Trade my pessimism for awe.
Last year, myself and a couple of mates flew up to Shanghai to catch Silent Planet on their China tour. Arriving at the livehouse, we immediately went upstairs to say ‘hi’ and complete fan expectations, browsed through the merch that wouldn’t fit any of our sedentary asses, praised the promoter for bringing them over, and sweated profusely with our Chinese counterparts as the band survived the humidity and lack of air filtration. The beers were overpriced, the crowd placid but absorbed, the night potent. I cannot speak for fans in the states who have the luxury of catching them at a greater frequency, but for us grafting in the far-east, it was something truly special; a humble event to break us, if for a moment, from the pollution and KTV, noise-laced streets. Afterwards, we fan-boishly took the band out for street barbecue and chewed their ears off about anything and everything.
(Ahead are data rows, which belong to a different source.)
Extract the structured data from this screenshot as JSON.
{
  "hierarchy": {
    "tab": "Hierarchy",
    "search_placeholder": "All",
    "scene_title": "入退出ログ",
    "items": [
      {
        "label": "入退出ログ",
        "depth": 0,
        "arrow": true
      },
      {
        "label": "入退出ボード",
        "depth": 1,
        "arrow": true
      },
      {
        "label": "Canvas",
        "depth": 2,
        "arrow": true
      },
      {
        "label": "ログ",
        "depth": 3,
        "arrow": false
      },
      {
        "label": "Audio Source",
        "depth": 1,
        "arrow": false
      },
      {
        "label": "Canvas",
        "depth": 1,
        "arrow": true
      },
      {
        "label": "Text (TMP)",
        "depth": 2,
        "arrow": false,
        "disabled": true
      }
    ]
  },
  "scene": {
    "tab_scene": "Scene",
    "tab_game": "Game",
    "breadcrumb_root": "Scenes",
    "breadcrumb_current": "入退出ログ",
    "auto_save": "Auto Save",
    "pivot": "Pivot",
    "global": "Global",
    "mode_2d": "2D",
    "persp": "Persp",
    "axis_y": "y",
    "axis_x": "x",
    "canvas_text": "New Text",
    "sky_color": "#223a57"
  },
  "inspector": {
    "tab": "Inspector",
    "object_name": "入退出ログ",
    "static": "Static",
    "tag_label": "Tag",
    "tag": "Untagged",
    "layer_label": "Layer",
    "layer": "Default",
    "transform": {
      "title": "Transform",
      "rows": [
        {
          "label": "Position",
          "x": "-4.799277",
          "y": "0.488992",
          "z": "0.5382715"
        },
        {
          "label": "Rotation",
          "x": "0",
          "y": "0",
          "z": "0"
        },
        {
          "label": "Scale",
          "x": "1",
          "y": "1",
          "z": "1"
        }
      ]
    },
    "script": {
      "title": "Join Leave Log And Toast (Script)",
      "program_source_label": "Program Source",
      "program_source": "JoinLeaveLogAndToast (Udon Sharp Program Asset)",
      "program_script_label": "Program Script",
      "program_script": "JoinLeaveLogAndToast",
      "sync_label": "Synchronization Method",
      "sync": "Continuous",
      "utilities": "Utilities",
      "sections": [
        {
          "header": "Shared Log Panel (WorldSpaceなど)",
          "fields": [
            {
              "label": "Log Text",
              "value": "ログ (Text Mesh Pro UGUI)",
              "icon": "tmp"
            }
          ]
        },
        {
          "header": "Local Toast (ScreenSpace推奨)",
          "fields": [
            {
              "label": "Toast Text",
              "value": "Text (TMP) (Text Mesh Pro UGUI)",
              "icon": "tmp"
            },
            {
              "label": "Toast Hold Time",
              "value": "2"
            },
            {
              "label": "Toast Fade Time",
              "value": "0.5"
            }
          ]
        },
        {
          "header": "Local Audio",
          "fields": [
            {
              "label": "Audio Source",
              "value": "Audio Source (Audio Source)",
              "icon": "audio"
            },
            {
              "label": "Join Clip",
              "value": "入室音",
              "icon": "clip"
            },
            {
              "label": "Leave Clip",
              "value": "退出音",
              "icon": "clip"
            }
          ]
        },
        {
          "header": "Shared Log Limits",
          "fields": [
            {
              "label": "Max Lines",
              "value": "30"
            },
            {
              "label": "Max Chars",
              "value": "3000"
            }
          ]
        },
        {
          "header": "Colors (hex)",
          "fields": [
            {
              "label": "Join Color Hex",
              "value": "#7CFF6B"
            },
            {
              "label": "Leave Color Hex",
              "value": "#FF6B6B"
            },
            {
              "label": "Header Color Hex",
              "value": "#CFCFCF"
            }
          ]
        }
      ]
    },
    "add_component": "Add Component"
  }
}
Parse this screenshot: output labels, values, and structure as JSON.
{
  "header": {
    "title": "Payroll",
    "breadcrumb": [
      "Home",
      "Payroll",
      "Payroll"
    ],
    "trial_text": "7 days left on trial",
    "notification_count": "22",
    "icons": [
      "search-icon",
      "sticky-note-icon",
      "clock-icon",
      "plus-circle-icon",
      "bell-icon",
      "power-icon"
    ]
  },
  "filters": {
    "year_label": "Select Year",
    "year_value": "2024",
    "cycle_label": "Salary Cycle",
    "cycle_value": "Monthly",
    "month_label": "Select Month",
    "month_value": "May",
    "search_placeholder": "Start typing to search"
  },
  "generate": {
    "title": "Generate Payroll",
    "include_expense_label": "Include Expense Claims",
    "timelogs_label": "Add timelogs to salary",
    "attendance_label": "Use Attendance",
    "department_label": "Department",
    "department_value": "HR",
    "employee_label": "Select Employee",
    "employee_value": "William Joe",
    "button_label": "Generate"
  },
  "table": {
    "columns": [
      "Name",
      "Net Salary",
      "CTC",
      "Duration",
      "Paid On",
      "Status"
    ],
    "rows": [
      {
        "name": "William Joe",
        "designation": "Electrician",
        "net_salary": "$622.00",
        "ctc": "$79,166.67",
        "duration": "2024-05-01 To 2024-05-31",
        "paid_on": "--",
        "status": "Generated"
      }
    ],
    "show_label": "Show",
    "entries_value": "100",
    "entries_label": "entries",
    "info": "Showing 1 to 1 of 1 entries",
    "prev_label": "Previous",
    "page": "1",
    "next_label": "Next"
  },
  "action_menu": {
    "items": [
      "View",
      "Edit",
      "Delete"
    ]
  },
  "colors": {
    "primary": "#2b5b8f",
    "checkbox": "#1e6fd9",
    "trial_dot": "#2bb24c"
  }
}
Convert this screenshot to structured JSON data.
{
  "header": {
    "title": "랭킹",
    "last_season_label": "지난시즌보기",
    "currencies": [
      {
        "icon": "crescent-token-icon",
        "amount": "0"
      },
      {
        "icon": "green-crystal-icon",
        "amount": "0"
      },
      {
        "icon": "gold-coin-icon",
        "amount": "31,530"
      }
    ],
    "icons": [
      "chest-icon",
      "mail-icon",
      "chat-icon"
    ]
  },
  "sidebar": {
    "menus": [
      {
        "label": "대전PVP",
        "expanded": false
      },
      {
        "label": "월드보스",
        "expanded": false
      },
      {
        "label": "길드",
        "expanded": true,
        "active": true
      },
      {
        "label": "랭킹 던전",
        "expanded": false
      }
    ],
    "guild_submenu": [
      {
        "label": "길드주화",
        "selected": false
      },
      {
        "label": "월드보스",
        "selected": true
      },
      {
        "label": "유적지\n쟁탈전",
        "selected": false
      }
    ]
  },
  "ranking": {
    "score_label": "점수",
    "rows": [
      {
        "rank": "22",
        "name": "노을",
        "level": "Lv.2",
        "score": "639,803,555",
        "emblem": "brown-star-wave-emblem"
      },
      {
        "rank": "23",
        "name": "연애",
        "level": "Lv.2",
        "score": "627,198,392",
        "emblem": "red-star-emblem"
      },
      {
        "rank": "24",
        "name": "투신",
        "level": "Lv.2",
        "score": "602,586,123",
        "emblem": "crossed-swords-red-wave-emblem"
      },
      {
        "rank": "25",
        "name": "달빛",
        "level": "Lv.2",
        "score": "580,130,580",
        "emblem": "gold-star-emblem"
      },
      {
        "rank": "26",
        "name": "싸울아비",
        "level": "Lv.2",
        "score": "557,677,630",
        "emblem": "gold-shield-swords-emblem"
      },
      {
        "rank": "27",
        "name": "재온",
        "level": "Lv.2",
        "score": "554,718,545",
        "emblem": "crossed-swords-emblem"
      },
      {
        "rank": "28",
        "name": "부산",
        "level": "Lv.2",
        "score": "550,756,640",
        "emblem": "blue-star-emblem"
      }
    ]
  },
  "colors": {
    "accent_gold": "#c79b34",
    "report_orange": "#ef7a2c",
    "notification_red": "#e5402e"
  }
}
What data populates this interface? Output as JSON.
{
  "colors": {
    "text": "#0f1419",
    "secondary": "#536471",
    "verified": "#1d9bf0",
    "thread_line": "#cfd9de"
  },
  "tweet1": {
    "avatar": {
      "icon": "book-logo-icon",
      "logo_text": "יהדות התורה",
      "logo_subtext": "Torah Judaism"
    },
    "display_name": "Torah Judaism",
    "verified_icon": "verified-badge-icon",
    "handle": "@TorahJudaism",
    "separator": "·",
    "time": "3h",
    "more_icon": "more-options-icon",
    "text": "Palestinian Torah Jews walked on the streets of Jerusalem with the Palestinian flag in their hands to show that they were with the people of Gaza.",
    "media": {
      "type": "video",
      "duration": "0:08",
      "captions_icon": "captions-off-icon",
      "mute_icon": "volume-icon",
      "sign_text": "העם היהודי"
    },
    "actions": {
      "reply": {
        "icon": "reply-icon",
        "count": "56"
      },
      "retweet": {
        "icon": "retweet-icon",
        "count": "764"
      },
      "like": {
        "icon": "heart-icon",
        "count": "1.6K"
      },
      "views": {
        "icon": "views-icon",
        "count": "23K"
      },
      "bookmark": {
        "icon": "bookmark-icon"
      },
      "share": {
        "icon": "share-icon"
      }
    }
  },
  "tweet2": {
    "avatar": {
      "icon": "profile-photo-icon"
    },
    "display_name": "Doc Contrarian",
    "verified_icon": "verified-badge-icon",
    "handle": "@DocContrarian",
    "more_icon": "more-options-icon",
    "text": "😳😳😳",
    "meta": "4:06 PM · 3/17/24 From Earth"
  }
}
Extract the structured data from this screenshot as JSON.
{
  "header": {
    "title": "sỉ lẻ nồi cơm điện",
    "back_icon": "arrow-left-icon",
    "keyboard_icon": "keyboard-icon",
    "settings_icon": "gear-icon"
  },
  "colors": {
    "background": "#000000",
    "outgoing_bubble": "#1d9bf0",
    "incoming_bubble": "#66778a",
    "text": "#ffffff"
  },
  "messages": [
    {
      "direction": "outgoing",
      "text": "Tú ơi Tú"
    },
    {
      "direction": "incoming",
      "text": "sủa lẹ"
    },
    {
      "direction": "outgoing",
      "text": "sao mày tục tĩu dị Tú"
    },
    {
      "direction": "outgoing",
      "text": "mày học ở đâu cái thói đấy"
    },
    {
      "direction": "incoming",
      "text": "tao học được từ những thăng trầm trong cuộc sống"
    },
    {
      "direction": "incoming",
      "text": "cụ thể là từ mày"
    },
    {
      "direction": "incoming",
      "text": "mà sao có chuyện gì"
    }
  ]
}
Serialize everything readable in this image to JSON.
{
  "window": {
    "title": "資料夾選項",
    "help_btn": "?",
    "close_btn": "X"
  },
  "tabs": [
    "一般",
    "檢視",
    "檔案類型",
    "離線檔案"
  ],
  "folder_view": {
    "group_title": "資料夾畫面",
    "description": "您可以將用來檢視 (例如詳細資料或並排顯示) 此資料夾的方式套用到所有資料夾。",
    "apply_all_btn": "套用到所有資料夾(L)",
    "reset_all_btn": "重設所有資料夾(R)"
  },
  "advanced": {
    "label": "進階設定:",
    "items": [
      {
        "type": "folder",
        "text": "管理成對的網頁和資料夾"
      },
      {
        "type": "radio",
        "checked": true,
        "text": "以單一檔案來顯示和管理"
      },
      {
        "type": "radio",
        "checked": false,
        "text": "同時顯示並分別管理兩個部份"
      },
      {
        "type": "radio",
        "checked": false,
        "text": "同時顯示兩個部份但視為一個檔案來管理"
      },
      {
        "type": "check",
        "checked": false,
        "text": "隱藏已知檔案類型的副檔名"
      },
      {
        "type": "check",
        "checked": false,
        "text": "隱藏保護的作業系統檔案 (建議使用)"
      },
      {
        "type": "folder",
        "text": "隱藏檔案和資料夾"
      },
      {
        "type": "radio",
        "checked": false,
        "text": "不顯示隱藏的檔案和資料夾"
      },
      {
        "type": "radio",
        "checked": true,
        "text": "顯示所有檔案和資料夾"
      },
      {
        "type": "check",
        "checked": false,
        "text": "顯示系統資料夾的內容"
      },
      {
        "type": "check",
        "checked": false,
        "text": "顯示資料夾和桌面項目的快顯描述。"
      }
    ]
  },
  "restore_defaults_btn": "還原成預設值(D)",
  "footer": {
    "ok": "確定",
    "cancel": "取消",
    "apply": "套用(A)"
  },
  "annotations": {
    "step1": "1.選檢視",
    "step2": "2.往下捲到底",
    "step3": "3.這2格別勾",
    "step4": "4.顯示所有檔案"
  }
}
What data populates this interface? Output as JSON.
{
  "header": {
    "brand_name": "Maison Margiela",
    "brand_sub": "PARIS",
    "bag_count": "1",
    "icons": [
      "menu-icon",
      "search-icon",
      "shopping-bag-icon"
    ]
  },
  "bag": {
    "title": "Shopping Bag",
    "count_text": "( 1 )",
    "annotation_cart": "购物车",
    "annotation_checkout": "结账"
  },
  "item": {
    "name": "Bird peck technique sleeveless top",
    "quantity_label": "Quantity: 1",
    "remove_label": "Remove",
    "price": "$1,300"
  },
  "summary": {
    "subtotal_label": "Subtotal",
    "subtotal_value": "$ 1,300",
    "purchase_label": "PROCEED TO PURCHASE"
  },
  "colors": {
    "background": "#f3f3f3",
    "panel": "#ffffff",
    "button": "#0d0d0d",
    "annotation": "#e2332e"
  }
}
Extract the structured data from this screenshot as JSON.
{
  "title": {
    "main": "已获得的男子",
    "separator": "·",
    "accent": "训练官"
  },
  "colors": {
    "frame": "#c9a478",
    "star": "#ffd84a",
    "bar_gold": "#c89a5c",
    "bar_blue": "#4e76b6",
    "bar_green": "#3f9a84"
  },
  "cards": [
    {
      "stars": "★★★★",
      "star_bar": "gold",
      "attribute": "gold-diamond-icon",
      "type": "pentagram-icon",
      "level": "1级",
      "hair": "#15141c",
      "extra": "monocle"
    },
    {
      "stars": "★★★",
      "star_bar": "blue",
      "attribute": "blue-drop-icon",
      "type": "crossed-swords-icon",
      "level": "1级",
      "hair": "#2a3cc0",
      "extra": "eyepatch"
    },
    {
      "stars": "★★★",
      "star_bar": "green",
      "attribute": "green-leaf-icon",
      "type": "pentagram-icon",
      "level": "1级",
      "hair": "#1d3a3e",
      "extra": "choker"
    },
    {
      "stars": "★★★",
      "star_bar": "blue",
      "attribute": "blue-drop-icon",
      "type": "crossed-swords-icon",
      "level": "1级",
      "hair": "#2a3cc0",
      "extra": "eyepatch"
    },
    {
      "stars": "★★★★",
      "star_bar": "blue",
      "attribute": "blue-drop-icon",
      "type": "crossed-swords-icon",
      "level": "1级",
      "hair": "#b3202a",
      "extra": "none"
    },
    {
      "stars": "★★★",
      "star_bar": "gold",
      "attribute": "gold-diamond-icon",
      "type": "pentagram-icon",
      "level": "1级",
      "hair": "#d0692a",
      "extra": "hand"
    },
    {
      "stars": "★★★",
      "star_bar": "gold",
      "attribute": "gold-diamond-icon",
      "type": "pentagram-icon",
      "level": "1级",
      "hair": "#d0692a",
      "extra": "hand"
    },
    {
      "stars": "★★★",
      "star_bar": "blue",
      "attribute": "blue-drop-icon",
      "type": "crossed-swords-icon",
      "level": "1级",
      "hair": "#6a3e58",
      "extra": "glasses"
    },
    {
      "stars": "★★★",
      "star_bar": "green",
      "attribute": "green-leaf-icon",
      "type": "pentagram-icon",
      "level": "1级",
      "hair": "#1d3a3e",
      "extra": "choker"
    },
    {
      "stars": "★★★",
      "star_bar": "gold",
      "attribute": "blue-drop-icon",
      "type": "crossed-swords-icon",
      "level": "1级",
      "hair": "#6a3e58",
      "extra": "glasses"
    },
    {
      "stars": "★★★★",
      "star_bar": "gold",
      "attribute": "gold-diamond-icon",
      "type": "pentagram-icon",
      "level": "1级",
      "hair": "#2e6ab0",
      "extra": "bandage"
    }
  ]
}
Where we’re from, this luxury is not common for simple music lovers, but such elevation behind momentarily hanging out with some dudes is not an appropriate statement, for a band like them. They were ordinary guys, eating questionable street food in 200% humidity with people who love their music.
Admittedly, this recollection is a tad far in the past when now “analyzing” Everything Was Sound, but it is necessary to note the experience of fan boy deconstruction that went down; how it made approaching the latest outing more personal. Putting a collection of faces and personalities to a live performance that small and intimate, post-Youtube ogling, makes the music a focus rather than a run through the motions of grinning in front of a computer monitor, streaming ablazed. Silent Planet are that band which subverts mysticism, bends the expectations, and includes you in the listening experience; just as they had included us in their experience of Shanghai, pre, post, and during the show.
If you haven’t touched on the group’s music, you will find genre traits close to many progressive-metalcore outfits, but with definitive identity. Triplet jumps, dark minor atmosphere, and poetic vocals all careful placed together to mold story-craft music. Everything Was Sound is true to concept, with mental turmoil a serious draw in the instrumental work. Be it Will Putney’s production governance that makes the album stronger and brighter than that of The Night God Slept, or Garrett Russell’s dominance behind the mic, this outing ‘is’ the thematic cohesion wanted out of the previous outing, boxed together in a powerful vision. Even when holding the lyrics booklet, browsing through philosophical and band references, Russell captures your attention with genuine agony and expressive opinion. There is no pastiche, no reuse of ideas – just point blank admittance and defeat. Take this with Alex Camarena’s authentic drum imagination and Miitches Starks’s the stellar yet toned down guitar work, sacrificing technicality in saving atmosphere, you’d be certainly mistaken if you believe this to be merely an emotionally edgy music experience.
Back in Shanghai, bassist Thomas Freckleton told me about many alternative music fans putting titles on musicians and their craft, especially with regards to vocal positions and styles. He said that the definitions created for screamers and singers, marked by clean and unclean, distracts the role of such individuals in the listening experience. And while I’m still trying to forgive the almost forced chorus of “Orphan”, I cannot help but be thankful for this statement, as when approaching the album from a vocal standpoint, there was no change in temperature when he and Russell exchanged emotions. The singing contrasts less which can be heard in Freckleton’s agony and interventions. Specifically, Spencer Chamberlain’s appearance in “Psychescape” would not have driven so hard if Freckleton’s compliment to the song had not been as well-placed and powerful as it was.
The message and overall presence of Silent Planet is overwhelming. I’ll openly admit that I gawk and keyboard smash my way through eye-candied outfits in a certain confidence that I am, some how, included as an elevated fan in a musician’s journey through music and art. Silent Planet makes me uncomfortable. I now feel mislead, my limited empathy drained in misguided support of filthy, dire attempts at our hearts strings and observance. Silent Planet remain on the cold earth with the rest of us. So yeah, I feel guilty for my cynicism. And instead of a sort of punishment for shooting the messenger, I am passionately included in the journey that is Silent Planet’s music. If that is the future attitude and presentation of music, I’ll trade my pessimism for awe.